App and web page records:
* * * * * * * * *
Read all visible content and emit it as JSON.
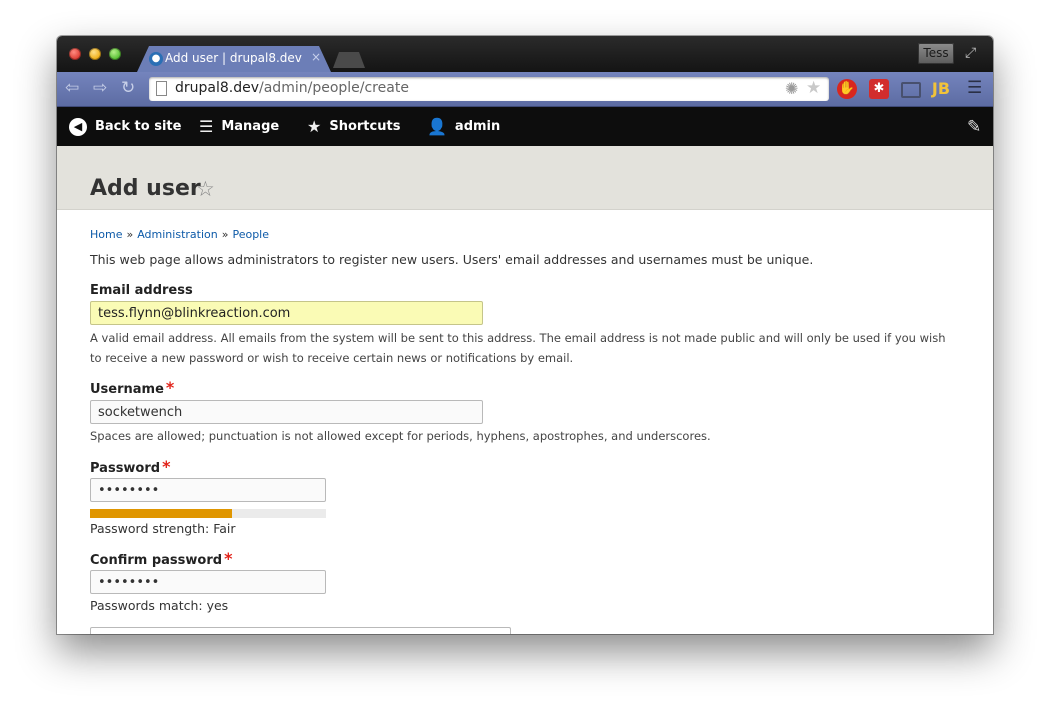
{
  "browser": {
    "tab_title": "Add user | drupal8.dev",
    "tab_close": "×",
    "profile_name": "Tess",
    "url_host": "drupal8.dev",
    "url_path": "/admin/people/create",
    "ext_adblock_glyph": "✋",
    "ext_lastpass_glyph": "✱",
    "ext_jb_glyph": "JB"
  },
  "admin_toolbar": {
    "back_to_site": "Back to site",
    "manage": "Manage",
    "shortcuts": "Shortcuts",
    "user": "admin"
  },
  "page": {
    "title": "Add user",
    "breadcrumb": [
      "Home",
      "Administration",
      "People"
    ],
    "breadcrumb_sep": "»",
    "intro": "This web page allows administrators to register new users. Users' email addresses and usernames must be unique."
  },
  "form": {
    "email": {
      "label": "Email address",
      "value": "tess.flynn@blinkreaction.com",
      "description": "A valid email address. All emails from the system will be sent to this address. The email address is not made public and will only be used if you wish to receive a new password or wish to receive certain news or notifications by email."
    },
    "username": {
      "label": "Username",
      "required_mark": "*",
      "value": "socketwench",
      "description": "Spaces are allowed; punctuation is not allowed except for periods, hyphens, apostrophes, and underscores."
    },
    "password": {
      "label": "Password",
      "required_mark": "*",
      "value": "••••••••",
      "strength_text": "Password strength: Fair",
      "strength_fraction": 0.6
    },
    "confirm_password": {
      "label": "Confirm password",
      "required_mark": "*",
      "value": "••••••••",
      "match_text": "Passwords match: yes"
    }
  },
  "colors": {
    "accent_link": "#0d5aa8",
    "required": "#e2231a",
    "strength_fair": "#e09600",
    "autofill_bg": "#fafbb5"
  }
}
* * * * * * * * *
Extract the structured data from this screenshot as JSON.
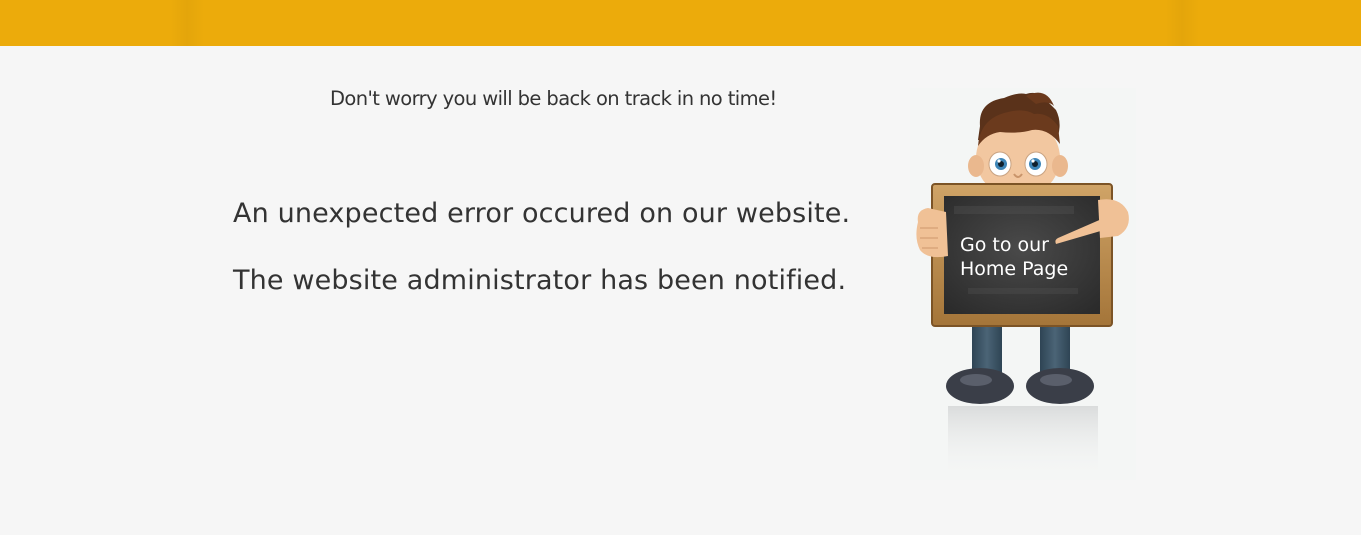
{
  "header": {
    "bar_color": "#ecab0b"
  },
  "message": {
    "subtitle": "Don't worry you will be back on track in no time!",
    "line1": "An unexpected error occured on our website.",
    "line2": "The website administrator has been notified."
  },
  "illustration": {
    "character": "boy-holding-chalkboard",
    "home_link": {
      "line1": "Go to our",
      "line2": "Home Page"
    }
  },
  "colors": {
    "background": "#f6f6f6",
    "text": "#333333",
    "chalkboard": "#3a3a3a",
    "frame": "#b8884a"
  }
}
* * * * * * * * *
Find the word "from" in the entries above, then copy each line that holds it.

      "description": "A valid email address. All emails from the system will be sent to this address. The email address is not made public and will only be used if you wish to receive a new password or wish to receive certain news or notifications by email."
Extract the structured data from this screenshot as JSON.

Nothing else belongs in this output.